• Task description
Return each record shown beneath, word for word.

::: Data for the task :::

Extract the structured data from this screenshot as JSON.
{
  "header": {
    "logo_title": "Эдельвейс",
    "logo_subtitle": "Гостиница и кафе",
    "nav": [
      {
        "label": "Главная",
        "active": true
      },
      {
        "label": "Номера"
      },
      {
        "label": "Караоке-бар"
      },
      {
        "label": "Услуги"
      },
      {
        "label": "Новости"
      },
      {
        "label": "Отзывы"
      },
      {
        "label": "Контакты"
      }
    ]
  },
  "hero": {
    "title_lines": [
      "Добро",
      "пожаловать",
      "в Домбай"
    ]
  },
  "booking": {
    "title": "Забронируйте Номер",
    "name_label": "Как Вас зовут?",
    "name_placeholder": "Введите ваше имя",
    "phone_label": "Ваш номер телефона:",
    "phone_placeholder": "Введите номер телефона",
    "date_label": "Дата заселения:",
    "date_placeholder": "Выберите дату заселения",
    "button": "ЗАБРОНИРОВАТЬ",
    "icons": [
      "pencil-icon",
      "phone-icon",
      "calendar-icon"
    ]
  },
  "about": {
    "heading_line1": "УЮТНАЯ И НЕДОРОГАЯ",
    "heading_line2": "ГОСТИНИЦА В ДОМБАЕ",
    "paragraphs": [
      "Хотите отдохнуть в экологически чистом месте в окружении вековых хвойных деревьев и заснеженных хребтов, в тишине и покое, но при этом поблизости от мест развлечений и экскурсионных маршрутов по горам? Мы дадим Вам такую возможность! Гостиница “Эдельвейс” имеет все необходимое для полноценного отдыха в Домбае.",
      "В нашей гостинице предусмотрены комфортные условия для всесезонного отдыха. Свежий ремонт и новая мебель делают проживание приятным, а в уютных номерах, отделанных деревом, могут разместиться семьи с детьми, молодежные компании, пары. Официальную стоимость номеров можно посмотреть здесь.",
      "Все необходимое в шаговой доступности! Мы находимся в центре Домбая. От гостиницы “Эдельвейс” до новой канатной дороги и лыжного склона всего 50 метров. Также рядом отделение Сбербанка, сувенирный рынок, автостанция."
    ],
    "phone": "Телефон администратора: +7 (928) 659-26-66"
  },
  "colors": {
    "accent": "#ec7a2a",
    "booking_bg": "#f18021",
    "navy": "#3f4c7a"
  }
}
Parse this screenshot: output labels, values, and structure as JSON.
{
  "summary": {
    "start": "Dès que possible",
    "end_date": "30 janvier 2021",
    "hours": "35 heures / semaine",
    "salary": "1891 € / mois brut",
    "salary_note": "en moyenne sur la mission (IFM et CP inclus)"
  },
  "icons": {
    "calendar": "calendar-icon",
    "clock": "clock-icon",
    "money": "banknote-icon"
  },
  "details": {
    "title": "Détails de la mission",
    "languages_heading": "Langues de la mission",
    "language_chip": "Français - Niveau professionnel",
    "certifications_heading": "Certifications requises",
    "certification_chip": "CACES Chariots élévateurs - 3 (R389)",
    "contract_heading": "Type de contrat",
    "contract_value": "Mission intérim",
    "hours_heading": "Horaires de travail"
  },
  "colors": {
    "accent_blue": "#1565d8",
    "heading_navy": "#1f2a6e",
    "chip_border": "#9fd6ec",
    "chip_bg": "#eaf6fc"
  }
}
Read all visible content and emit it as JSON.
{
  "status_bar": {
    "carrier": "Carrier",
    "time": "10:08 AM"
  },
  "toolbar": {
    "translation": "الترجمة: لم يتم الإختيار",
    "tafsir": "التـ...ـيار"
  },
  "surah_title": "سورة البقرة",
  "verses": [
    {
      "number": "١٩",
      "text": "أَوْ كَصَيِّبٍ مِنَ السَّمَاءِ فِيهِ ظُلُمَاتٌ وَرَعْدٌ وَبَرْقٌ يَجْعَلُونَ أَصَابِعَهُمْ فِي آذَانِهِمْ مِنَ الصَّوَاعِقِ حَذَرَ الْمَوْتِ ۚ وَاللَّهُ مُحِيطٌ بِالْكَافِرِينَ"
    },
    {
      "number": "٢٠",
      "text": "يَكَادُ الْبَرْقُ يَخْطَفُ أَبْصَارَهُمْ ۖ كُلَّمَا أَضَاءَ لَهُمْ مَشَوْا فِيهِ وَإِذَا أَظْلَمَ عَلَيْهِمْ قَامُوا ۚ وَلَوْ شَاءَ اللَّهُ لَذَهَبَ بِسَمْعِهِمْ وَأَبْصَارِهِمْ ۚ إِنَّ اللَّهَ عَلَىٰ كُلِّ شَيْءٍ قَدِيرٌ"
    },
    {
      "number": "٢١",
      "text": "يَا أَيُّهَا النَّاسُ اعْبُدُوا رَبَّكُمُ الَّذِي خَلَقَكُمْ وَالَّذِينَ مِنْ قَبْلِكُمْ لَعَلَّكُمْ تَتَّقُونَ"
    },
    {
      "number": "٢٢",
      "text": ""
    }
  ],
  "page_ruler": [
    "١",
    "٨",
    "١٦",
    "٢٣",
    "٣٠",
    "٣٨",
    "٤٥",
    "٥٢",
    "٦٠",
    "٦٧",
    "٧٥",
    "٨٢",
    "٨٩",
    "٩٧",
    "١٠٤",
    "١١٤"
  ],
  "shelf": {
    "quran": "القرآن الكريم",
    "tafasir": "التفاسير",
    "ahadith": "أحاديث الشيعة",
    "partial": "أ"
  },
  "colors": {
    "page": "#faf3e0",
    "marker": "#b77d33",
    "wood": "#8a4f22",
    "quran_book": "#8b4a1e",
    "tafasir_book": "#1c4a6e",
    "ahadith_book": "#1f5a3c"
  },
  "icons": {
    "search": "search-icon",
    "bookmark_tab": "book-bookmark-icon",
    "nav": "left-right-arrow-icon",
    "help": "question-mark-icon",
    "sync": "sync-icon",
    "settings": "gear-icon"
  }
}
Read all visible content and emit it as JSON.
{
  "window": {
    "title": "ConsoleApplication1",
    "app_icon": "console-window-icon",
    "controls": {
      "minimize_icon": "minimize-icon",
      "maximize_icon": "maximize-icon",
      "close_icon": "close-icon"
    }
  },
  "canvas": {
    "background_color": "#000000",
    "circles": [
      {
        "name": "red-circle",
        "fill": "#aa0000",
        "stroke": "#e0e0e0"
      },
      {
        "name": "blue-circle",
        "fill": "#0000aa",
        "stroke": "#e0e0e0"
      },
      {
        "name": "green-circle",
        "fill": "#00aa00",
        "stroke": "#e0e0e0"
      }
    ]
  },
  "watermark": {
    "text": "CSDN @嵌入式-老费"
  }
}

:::

• Solution to the exercise
Extract the structured data from this screenshot as JSON.
{
  "header": {
    "logo_title": "Эдельвейс",
    "logo_subtitle": "Гостиница и кафе",
    "nav": [
      {
        "label": "Главная",
        "active": true
      },
      {
        "label": "Номера"
      },
      {
        "label": "Караоке-бар"
      },
      {
        "label": "Услуги"
      },
      {
        "label": "Новости"
      },
      {
        "label": "Отзывы"
      },
      {
        "label": "Контакты"
      }
    ]
  },
  "hero": {
    "title_lines": [
      "Добро",
      "пожаловать",
      "в Домбай"
    ]
  },
  "booking": {
    "title": "Забронируйте Номер",
    "name_label": "Как Вас зовут?",
    "name_placeholder": "Введите ваше имя",
    "phone_label": "Ваш номер телефона:",
    "phone_placeholder": "Введите номер телефона",
    "date_label": "Дата заселения:",
    "date_placeholder": "Выберите дату заселения",
    "button": "ЗАБРОНИРОВАТЬ",
    "icons": [
      "pencil-icon",
      "phone-icon",
      "calendar-icon"
    ]
  },
  "about": {
    "heading_line1": "УЮТНАЯ И НЕДОРОГАЯ",
    "heading_line2": "ГОСТИНИЦА В ДОМБАЕ",
    "paragraphs": [
      "Хотите отдохнуть в экологически чистом месте в окружении вековых хвойных деревьев и заснеженных хребтов, в тишине и покое, но при этом поблизости от мест развлечений и экскурсионных маршрутов по горам? Мы дадим Вам такую возможность! Гостиница “Эдельвейс” имеет все необходимое для полноценного отдыха в Домбае.",
      "В нашей гостинице предусмотрены комфортные условия для всесезонного отдыха. Свежий ремонт и новая мебель делают проживание приятным, а в уютных номерах, отделанных деревом, могут разместиться семьи с детьми, молодежные компании, пары. Официальную стоимость номеров можно посмотреть здесь.",
      "Все необходимое в шаговой доступности! Мы находимся в центре Домбая. От гостиницы “Эдельвейс” до новой канатной дороги и лыжного склона всего 50 метров. Также рядом отделение Сбербанка, сувенирный рынок, автостанция."
    ],
    "phone": "Телефон администратора: +7 (928) 659-26-66"
  },
  "colors": {
    "accent": "#ec7a2a",
    "booking_bg": "#f18021",
    "navy": "#3f4c7a"
  }
}
Parse this screenshot: output labels, values, and structure as JSON.
{
  "summary": {
    "start": "Dès que possible",
    "end_date": "30 janvier 2021",
    "hours": "35 heures / semaine",
    "salary": "1891 € / mois brut",
    "salary_note": "en moyenne sur la mission (IFM et CP inclus)"
  },
  "icons": {
    "calendar": "calendar-icon",
    "clock": "clock-icon",
    "money": "banknote-icon"
  },
  "details": {
    "title": "Détails de la mission",
    "languages_heading": "Langues de la mission",
    "language_chip": "Français - Niveau professionnel",
    "certifications_heading": "Certifications requises",
    "certification_chip": "CACES Chariots élévateurs - 3 (R389)",
    "contract_heading": "Type de contrat",
    "contract_value": "Mission intérim",
    "hours_heading": "Horaires de travail"
  },
  "colors": {
    "accent_blue": "#1565d8",
    "heading_navy": "#1f2a6e",
    "chip_border": "#9fd6ec",
    "chip_bg": "#eaf6fc"
  }
}
Read all visible content and emit it as JSON.
{
  "status_bar": {
    "carrier": "Carrier",
    "time": "10:08 AM"
  },
  "toolbar": {
    "translation": "الترجمة: لم يتم الإختيار",
    "tafsir": "التـ...ـيار"
  },
  "surah_title": "سورة البقرة",
  "verses": [
    {
      "number": "١٩",
      "text": "أَوْ كَصَيِّبٍ مِنَ السَّمَاءِ فِيهِ ظُلُمَاتٌ وَرَعْدٌ وَبَرْقٌ يَجْعَلُونَ أَصَابِعَهُمْ فِي آذَانِهِمْ مِنَ الصَّوَاعِقِ حَذَرَ الْمَوْتِ ۚ وَاللَّهُ مُحِيطٌ بِالْكَافِرِينَ"
    },
    {
      "number": "٢٠",
      "text": "يَكَادُ الْبَرْقُ يَخْطَفُ أَبْصَارَهُمْ ۖ كُلَّمَا أَضَاءَ لَهُمْ مَشَوْا فِيهِ وَإِذَا أَظْلَمَ عَلَيْهِمْ قَامُوا ۚ وَلَوْ شَاءَ اللَّهُ لَذَهَبَ بِسَمْعِهِمْ وَأَبْصَارِهِمْ ۚ إِنَّ اللَّهَ عَلَىٰ كُلِّ شَيْءٍ قَدِيرٌ"
    },
    {
      "number": "٢١",
      "text": "يَا أَيُّهَا النَّاسُ اعْبُدُوا رَبَّكُمُ الَّذِي خَلَقَكُمْ وَالَّذِينَ مِنْ قَبْلِكُمْ لَعَلَّكُمْ تَتَّقُونَ"
    },
    {
      "number": "٢٢",
      "text": ""
    }
  ],
  "page_ruler": [
    "١",
    "٨",
    "١٦",
    "٢٣",
    "٣٠",
    "٣٨",
    "٤٥",
    "٥٢",
    "٦٠",
    "٦٧",
    "٧٥",
    "٨٢",
    "٨٩",
    "٩٧",
    "١٠٤",
    "١١٤"
  ],
  "shelf": {
    "quran": "القرآن الكريم",
    "tafasir": "التفاسير",
    "ahadith": "أحاديث الشيعة",
    "partial": "أ"
  },
  "colors": {
    "page": "#faf3e0",
    "marker": "#b77d33",
    "wood": "#8a4f22",
    "quran_book": "#8b4a1e",
    "tafasir_book": "#1c4a6e",
    "ahadith_book": "#1f5a3c"
  },
  "icons": {
    "search": "search-icon",
    "bookmark_tab": "book-bookmark-icon",
    "nav": "left-right-arrow-icon",
    "help": "question-mark-icon",
    "sync": "sync-icon",
    "settings": "gear-icon"
  }
}
Read all visible content and emit it as JSON.
{
  "window": {
    "title": "ConsoleApplication1",
    "app_icon": "console-window-icon",
    "controls": {
      "minimize_icon": "minimize-icon",
      "maximize_icon": "maximize-icon",
      "close_icon": "close-icon"
    }
  },
  "canvas": {
    "background_color": "#000000",
    "circles": [
      {
        "name": "red-circle",
        "fill": "#aa0000",
        "stroke": "#e0e0e0"
      },
      {
        "name": "blue-circle",
        "fill": "#0000aa",
        "stroke": "#e0e0e0"
      },
      {
        "name": "green-circle",
        "fill": "#00aa00",
        "stroke": "#e0e0e0"
      }
    ]
  },
  "watermark": {
    "text": "CSDN @嵌入式-老费"
  }
}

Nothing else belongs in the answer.